- Given records -
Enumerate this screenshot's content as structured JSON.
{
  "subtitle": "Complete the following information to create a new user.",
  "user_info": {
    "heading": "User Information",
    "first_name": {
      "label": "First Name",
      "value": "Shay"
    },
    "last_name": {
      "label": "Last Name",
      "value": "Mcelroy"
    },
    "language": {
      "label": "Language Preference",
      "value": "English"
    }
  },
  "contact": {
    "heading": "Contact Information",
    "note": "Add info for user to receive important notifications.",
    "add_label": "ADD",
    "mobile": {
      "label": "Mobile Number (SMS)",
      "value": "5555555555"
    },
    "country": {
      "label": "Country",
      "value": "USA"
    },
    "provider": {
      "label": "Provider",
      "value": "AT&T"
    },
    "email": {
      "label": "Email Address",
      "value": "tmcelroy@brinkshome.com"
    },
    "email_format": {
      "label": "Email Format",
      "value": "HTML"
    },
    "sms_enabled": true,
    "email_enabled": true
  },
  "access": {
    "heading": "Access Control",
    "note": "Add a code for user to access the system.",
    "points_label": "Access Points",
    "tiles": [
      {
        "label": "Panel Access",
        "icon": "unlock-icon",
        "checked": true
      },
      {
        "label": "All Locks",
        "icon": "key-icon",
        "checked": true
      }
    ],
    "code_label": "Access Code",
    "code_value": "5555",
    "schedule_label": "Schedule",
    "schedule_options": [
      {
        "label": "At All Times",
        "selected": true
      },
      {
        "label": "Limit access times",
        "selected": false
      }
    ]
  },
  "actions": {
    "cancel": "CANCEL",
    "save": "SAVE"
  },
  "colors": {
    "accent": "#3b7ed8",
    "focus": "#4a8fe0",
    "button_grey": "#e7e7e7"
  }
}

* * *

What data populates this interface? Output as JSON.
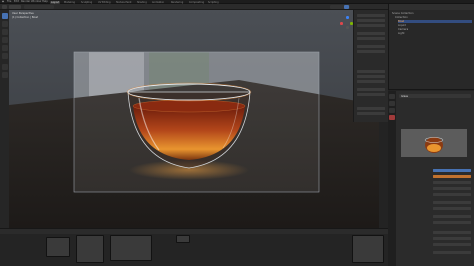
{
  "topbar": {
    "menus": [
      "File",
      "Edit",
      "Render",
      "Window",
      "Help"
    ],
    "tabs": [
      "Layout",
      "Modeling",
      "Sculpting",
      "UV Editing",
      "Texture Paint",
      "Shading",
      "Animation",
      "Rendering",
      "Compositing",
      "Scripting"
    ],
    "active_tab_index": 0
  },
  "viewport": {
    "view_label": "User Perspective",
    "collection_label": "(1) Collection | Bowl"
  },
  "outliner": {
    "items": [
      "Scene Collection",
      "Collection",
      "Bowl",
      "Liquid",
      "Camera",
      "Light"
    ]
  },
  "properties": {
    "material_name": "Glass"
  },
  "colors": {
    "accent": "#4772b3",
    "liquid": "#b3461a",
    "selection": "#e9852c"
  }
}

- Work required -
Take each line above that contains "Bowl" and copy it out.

- Task solution -
    "collection_label": "(1) Collection | Bowl"
      "Bowl",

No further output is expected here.